***** Records shown

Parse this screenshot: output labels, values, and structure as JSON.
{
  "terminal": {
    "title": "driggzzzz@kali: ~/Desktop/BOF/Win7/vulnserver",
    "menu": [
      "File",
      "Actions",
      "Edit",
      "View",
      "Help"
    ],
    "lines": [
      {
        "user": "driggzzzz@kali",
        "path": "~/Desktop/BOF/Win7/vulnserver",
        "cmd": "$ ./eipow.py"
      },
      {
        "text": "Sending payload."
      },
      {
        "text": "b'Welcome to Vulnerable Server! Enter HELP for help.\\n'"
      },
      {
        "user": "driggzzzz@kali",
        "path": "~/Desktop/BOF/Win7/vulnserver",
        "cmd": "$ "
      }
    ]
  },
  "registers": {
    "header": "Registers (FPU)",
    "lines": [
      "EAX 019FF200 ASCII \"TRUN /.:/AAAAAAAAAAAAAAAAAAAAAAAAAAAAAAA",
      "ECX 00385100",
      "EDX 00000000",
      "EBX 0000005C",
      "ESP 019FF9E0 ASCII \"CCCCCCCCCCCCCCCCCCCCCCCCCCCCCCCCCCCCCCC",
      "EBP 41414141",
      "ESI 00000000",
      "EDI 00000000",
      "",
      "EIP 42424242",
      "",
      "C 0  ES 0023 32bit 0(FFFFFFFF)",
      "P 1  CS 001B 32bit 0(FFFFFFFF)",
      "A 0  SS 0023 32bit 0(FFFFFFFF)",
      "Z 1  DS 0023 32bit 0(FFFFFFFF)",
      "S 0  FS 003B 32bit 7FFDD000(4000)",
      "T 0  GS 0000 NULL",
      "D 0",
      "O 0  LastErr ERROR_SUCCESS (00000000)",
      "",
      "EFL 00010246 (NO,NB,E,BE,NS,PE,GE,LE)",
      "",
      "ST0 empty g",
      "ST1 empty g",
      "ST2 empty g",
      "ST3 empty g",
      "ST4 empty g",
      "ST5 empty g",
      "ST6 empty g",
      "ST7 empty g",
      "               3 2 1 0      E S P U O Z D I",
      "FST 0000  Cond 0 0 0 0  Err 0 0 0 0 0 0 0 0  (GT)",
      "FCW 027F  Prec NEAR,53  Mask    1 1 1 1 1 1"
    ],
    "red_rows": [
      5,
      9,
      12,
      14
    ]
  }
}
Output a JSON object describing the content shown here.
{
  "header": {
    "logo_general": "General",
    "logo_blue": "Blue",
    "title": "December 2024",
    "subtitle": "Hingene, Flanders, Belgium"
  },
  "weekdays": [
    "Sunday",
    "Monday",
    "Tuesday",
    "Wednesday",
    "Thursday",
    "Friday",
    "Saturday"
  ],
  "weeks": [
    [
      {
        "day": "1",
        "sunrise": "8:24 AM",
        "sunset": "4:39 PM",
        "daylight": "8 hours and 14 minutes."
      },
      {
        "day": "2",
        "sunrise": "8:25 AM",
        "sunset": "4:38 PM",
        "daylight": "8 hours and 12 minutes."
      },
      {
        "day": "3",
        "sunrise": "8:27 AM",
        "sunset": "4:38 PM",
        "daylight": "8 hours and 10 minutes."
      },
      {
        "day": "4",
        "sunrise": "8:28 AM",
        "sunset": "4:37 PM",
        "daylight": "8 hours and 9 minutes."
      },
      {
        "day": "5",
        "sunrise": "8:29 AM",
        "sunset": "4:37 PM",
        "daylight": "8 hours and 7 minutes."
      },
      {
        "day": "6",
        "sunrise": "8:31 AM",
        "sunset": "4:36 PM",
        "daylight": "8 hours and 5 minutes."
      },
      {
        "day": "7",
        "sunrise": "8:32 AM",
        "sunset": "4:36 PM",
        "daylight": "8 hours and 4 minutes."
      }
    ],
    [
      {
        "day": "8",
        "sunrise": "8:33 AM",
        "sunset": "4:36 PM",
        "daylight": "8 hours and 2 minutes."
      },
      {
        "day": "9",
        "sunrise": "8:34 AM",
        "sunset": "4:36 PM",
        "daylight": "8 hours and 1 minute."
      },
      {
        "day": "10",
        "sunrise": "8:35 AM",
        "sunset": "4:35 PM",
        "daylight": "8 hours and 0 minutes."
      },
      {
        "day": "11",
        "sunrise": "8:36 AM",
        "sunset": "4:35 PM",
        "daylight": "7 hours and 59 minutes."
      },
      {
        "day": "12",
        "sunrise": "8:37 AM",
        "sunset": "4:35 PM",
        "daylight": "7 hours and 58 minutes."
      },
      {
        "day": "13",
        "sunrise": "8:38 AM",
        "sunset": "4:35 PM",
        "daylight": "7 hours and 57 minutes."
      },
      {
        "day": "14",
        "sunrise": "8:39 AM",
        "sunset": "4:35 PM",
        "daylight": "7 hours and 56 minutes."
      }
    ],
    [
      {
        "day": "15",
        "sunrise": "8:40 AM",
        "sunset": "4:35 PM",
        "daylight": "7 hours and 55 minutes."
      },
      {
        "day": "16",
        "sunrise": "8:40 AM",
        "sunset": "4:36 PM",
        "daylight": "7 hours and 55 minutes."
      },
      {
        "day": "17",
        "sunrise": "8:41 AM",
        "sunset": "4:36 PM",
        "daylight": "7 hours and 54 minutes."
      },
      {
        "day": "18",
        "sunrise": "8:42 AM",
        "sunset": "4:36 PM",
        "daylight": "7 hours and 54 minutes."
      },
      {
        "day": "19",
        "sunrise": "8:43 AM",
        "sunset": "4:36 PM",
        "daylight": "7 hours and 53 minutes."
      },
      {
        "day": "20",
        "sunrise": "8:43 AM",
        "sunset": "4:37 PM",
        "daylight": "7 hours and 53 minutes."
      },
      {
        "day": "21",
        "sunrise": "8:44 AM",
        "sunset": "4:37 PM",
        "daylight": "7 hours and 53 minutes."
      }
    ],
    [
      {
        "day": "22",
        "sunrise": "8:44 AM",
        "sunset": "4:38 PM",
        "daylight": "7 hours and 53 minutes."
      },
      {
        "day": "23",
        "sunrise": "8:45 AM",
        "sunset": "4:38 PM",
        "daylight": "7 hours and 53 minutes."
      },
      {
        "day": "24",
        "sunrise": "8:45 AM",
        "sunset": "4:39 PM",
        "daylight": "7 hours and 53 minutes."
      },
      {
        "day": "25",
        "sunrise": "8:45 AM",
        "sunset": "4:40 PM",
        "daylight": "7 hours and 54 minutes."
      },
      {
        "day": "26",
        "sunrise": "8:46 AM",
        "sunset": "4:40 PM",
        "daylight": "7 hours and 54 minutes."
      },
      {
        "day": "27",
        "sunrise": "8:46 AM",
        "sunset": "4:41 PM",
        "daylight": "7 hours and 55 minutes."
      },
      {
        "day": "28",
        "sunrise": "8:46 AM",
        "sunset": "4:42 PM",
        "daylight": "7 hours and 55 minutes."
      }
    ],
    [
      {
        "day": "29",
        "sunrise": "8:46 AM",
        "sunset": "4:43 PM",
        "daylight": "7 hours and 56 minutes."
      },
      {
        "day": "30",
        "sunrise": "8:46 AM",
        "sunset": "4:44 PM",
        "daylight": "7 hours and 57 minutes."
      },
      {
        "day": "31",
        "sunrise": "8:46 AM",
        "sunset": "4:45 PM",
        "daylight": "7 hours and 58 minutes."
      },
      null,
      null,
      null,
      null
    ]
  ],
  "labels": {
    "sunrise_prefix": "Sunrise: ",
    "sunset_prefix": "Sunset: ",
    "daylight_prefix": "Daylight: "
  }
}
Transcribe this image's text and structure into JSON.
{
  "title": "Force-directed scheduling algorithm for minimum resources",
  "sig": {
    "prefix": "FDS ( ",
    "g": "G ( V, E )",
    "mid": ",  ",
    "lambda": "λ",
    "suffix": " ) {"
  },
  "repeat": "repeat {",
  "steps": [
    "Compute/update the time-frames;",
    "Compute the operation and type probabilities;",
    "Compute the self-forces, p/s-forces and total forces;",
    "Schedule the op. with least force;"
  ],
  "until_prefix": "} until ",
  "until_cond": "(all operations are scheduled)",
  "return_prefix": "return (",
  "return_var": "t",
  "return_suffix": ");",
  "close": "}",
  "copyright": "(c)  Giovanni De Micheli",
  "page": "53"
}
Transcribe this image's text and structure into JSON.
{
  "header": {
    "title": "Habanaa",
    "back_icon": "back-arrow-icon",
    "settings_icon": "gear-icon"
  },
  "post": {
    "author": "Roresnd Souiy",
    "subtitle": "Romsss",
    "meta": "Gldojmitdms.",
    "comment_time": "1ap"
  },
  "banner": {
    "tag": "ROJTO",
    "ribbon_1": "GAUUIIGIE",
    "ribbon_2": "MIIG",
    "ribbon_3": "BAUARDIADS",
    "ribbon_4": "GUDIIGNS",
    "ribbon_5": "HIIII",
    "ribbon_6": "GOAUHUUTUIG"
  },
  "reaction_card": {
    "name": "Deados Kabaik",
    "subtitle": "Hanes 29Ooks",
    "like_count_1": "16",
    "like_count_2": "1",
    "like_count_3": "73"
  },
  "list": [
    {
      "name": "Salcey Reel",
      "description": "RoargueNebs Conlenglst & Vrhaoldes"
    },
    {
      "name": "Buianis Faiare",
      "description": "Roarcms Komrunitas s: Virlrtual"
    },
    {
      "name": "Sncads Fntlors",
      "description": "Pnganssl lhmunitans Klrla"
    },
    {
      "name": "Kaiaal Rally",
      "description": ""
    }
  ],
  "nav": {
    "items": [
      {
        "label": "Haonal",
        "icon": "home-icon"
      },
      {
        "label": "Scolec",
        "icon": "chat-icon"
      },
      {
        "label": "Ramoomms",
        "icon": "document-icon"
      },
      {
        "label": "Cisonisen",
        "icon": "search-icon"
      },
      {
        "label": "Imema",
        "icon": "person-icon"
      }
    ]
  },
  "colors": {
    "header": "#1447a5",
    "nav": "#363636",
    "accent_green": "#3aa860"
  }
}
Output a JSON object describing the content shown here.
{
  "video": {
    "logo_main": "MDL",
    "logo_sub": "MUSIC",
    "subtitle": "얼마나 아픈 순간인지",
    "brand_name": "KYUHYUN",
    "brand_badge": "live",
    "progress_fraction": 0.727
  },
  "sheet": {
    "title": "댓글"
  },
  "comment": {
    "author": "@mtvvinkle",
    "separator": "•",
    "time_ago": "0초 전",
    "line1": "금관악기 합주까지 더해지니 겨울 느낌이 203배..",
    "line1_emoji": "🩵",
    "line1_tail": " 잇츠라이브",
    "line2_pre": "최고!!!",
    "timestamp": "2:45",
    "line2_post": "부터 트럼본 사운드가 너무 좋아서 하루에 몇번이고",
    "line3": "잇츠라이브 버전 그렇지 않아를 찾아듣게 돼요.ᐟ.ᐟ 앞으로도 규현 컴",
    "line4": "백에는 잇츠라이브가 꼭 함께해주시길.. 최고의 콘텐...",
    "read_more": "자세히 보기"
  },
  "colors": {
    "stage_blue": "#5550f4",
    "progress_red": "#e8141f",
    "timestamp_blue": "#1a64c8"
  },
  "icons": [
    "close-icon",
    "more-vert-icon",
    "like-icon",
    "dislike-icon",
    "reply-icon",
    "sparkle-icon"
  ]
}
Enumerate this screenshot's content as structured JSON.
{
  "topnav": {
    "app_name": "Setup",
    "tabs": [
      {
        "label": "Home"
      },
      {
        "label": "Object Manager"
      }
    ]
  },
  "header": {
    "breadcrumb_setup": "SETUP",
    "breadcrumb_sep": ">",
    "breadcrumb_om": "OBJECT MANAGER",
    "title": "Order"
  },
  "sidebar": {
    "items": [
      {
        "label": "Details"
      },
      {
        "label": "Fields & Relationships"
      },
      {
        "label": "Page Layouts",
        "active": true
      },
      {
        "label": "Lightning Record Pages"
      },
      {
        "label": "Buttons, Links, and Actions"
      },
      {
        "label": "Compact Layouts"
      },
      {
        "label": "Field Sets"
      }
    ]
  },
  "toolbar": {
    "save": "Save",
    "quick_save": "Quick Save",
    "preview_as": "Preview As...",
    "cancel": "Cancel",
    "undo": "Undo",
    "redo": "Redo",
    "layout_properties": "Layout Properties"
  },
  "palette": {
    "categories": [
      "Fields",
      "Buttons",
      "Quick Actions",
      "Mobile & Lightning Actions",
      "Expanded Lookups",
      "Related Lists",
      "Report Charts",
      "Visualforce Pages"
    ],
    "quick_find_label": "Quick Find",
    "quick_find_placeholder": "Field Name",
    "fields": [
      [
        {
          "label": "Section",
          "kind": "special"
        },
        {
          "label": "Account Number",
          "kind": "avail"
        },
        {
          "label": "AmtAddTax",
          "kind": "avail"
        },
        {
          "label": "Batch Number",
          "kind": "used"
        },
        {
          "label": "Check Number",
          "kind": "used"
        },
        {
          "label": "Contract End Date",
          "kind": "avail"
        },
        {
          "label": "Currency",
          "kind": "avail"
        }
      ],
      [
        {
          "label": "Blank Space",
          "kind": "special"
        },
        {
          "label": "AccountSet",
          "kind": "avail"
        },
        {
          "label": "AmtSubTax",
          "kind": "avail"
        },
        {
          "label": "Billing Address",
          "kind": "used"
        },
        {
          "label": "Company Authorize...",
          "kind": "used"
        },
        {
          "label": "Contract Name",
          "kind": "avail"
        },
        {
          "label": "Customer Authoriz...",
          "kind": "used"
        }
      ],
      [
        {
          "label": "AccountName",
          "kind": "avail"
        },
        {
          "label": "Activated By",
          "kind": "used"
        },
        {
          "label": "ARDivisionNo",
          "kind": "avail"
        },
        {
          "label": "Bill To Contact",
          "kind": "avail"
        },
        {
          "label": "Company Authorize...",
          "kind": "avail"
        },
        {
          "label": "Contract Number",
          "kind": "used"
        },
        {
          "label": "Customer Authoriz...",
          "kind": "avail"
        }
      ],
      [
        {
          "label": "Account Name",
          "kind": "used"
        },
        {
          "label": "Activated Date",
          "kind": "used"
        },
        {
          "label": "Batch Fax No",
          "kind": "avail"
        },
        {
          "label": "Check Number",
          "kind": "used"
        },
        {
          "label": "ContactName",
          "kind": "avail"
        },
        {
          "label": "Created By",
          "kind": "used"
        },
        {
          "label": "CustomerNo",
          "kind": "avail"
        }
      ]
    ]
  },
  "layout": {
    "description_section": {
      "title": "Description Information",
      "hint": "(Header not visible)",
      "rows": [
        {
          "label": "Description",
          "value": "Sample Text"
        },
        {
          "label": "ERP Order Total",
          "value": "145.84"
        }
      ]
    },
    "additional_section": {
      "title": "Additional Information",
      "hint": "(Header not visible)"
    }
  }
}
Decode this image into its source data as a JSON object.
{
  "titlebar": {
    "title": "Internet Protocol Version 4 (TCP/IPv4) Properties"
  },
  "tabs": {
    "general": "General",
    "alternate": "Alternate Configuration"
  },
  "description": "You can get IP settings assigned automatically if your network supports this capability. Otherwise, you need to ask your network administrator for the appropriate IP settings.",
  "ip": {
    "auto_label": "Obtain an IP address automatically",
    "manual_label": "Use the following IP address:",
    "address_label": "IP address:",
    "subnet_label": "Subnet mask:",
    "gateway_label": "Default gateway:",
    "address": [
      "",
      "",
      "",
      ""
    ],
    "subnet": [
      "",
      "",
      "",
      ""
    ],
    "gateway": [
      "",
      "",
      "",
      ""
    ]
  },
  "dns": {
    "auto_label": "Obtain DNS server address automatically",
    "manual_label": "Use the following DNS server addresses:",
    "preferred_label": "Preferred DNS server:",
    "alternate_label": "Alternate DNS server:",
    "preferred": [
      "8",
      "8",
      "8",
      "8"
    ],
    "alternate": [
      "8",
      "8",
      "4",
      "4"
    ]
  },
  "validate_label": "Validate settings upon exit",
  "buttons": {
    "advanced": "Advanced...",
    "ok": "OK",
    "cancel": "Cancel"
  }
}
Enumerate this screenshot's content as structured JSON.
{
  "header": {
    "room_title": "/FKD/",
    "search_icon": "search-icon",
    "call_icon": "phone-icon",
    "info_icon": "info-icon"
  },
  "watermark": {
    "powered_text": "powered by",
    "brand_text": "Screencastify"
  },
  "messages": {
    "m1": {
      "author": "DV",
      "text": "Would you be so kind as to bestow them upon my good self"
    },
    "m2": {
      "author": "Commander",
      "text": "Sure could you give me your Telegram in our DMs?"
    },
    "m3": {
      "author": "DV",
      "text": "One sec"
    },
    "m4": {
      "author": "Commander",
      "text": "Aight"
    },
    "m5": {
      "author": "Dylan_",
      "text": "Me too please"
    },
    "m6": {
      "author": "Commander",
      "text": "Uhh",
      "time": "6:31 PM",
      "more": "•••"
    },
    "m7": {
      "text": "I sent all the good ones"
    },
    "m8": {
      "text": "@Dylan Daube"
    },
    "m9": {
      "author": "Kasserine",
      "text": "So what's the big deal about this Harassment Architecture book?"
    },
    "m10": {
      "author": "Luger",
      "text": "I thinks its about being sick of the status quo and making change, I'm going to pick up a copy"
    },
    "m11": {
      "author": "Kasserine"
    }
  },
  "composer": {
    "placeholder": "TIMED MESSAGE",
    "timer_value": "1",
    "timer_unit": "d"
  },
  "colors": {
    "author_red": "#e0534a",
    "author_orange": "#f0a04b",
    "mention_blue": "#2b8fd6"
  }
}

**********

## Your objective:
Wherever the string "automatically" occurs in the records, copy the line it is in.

## Response for this exercise:
  "description": "You can get IP settings assigned automatically if your network supports this capability. Otherwise, you need to ask your network administrator for the appropriate IP settings.",
    "auto_label": "Obtain an IP address automatically",
    "auto_label": "Obtain DNS server address automatically",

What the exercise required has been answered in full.